Dataset rows describing interfaces
-*-*-

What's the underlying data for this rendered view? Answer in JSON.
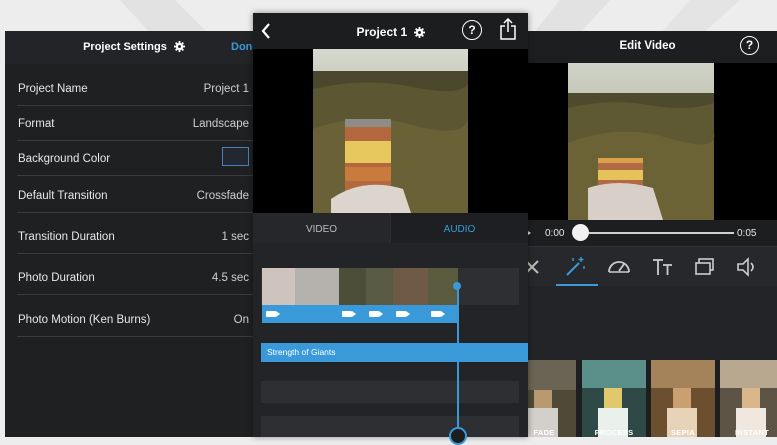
{
  "left_screen": {
    "title": "Project Settings",
    "done_label": "Done",
    "settings": [
      {
        "label": "Project Name",
        "value": "Project 1"
      },
      {
        "label": "Format",
        "value": "Landscape"
      },
      {
        "label": "Background Color",
        "value": ""
      },
      {
        "label": "Default Transition",
        "value": "Crossfade"
      },
      {
        "label": "Transition Duration",
        "value": "1 sec"
      },
      {
        "label": "Photo Duration",
        "value": "4.5 sec"
      },
      {
        "label": "Photo Motion (Ken Burns)",
        "value": "On"
      }
    ],
    "background_color_swatch": "#232730"
  },
  "center_screen": {
    "title": "Project 1",
    "tabs": [
      {
        "label": "VIDEO",
        "active": false
      },
      {
        "label": "AUDIO",
        "active": true
      }
    ],
    "audio_track_label": "Strength of Giants",
    "accent_color": "#3a9ad9"
  },
  "right_screen": {
    "title": "Edit Video",
    "time_start": "0:00",
    "time_end": "0:05",
    "scrub_progress": 0.0,
    "tools": [
      "trim-icon",
      "magic-wand-icon",
      "speed-gauge-icon",
      "text-icon",
      "overlay-icon",
      "volume-icon"
    ],
    "active_tool": "magic-wand-icon",
    "filters": [
      {
        "label": "FADE"
      },
      {
        "label": "PROCESS"
      },
      {
        "label": "SEPIA"
      },
      {
        "label": "INSTANT"
      }
    ]
  }
}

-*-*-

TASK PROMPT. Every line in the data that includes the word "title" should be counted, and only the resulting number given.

REPLY TO THE TASK. 3